The ‘Messiah’ walked on water, a looming Neymar a few paces ahead of him. But towering over them all, watching from the banks of the Kurungattu Kadavu river, was the 45-foot-tall Ronaldo.
Last week, this image from Pullavoor village in Kerala’s Kozhikode district, of cut-outs of three of the sport’s all-time greats, captured the height of football frenzy in a state that has already begun dressing up for the biggest sporting event in four years — the FIFA World Cup, to be held in Qatar.
#FIFAWorldCup fever has hit Kerala 🇮🇳
Giant cutouts of Neymar, Cristiano Ronaldo and Lionel Messi popped up on a local river ahead of the tournament.
— FIFA.com (@FIFAcom) November 8, 2022
FIFA, the international body governing football, had shared a photograph of the cutouts in the Pullavoor river and tweeted, “#FIFAWorldCup fever has hit Kerala.”
FIFA’s acknowledgment of Kerala’s obsession with the sport prompted CM Pinarayi Vijayan to respond with a tweet: “Kerala and Keralites have always loved football and it is on full display with #Qatar2022 around the corner. Thank you @FIFA for acknowledging our unmatched passion for the sport.”

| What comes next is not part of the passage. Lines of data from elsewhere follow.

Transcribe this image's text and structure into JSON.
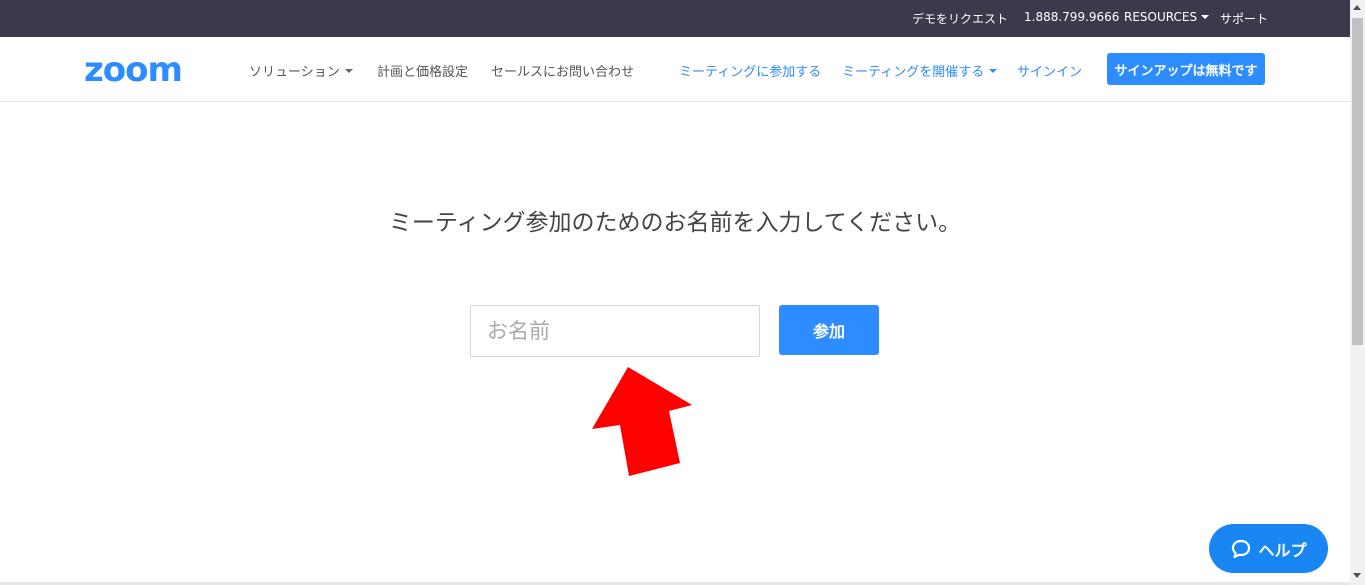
{
  "topbar": {
    "demo": "デモをリクエスト",
    "phone": "1.888.799.9666",
    "resources": "RESOURCES",
    "support": "サポート"
  },
  "nav": {
    "logo_text": "zoom",
    "solutions": "ソリューション",
    "pricing": "計画と価格設定",
    "contact_sales": "セールスにお問い合わせ",
    "join_meeting": "ミーティングに参加する",
    "host_meeting": "ミーティングを開催する",
    "sign_in": "サインイン",
    "sign_up": "サインアップは無料です"
  },
  "main": {
    "prompt": "ミーティング参加のためのお名前を入力してください。",
    "name_input": {
      "placeholder": "お名前",
      "value": ""
    },
    "join_button": "参加"
  },
  "help": {
    "label": "ヘルプ"
  },
  "colors": {
    "topbar_bg": "#3b3a4c",
    "accent": "#2d8cff",
    "help_bg": "#1a86f3",
    "arrow_annotation": "#ff0000"
  },
  "icons": [
    "caret-down-icon",
    "chat-bubble-icon",
    "red-arrow-annotation-icon"
  ]
}
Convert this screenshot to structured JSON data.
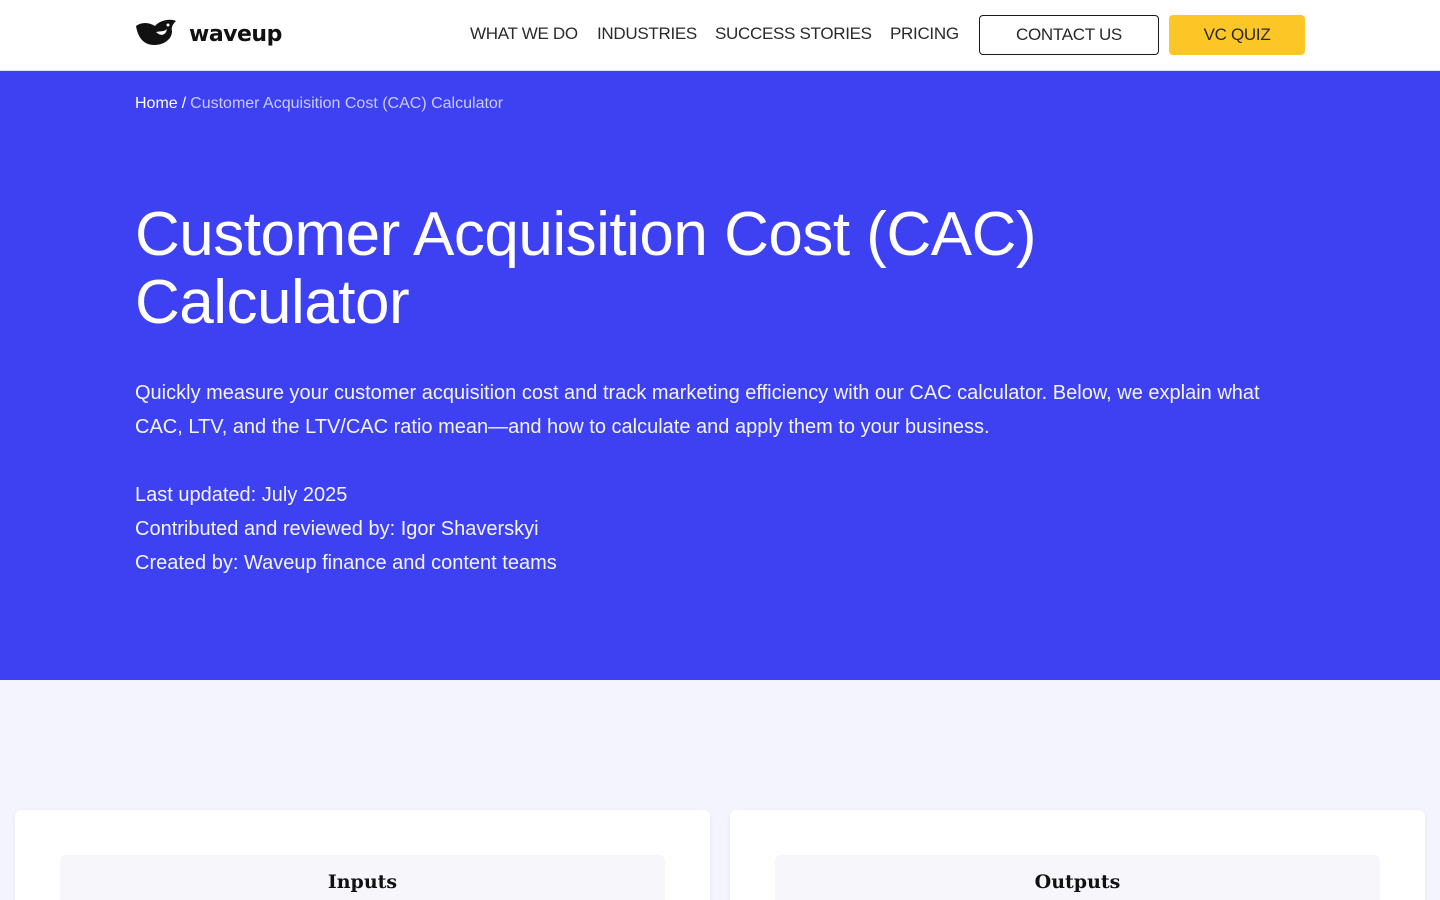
{
  "brand": {
    "name": "waveup",
    "logo_icon": "bird-icon"
  },
  "nav": {
    "items": [
      {
        "label": "WHAT WE DO"
      },
      {
        "label": "INDUSTRIES"
      },
      {
        "label": "SUCCESS STORIES"
      },
      {
        "label": "PRICING"
      }
    ],
    "contact_label": "CONTACT US",
    "quiz_label": "VC QUIZ"
  },
  "breadcrumb": {
    "home": "Home",
    "separator": "/",
    "current": "Customer Acquisition Cost (CAC) Calculator"
  },
  "hero": {
    "title": "Customer Acquisition Cost (CAC) Calculator",
    "description": "Quickly measure your customer acquisition cost and track marketing efficiency with our CAC calculator. Below, we explain what CAC, LTV, and the LTV/CAC ratio mean—and how to calculate and apply them to your business.",
    "last_updated": "Last updated: July 2025",
    "contributed": "Contributed and reviewed by: Igor Shaverskyi",
    "created": "Created by: Waveup finance and content teams"
  },
  "calculator": {
    "inputs_title": "Inputs",
    "outputs_title": "Outputs"
  },
  "colors": {
    "hero_bg": "#3d41f2",
    "accent_yellow": "#fdc627",
    "page_bg": "#f3f4fd"
  }
}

Pullavoor football fans, however, say they aren’t surprised, even if a little amused, at the sudden attention that their village has got. “Football world cups have always been a carnival for us. Last time, we put up a giant Argentina flag across the river and that created quite a buzz too,” says Jabir, 28, who owns a jewellery store in the village.
This time, too, it was Jabir who, around six months ago, came up with the idea of placing a cutout of Messi mid-stream, on a small island of green.
In recent years, Pullavoor, a village of Gulf expatriates in Kunnamangalam block of Kozhikode, has largely been split down the middle over their football loyalties towards Argentinian Messi and Brazilian Neymar. Jabir says he has been a Messi fan for as long as he can remember.
“After we put up Messi’s cut-out, Neymar fans outdid us by putting up a taller, 40-ft one, of their hero. But it was all in the right spirit. We didn’t feel snubbed. There is a bridge near the river, it provides the best view. What a sight these cut-outs are! The whole world knows our village now,” he says, beaming.
Akbar, who put up the Neymar cut-out with his friends, says, “Messi fans were trying to needle us, so we got back with Neymar.”
The comeback by the Neymar fans involved an elaborate plan. “We have a WhatsApp group with more than 75 Brazil fans. I brought up the plan to install a cutout of Neymar in the river and managed to convince the group to contribute. Many non-resident Keralites pitched in too,” says Akbar, 29, who owns a mobile phone store in the village.
And in a magnanimous display of sportsmanship, the fans decided Ronaldo, that other GOAT, couldn’t be left behind. “There are only four-five Ronaldo fans here, but we thought we had to give them a representation as well. So of us — Messi, Neymar and Ronaldo fans — pooled in money for the cut-out,” says Akbar.
As it turned out, at 45 feet, the Ronaldo cut-out ended up being the tallest of the lot.
As with almost everything else in Kerala, the cut-outs generated a heated debate — and a complaint to the Koduvally Municipality — over whether they were impeding the flow of the river.
Abdu Vellara, chairperson of the Koduvally Municipality who is from Pullavoor, says, “We have always been a football-loving crowd. Our village has a history of boisterous celebrations. Earlier, private individuals would screen matches, but this year, our municipality has decided to place a huge screen in the village for everyone to watch. And no… the cutouts won’t come in the way of the river. The controversy is just baseless.”
MLA PTA Rahim, too, says the controversy is unwarranted, “I visited the spot today and saw many people posing with the cut-outs and taking photographs. The villagers are euphoric at all this attention.”
Like most other evenings, children and men gather at the New Friends ground. But these days, with the World Cut frenzy building up, the ‘players’ have traded their shirts for jerseys of their favourite teams — mostly the striped blue of Argentina and the yellow of Brazil. As players tackle the ball and occasionally send it racing across the ground, they let out loud roars. Metres away, at the Kurungattu Kadavu river, the cut-outs sway gently in the evening breeze — a silent acknowledgement from the GOATS of Pullavoor’s passion for the sport.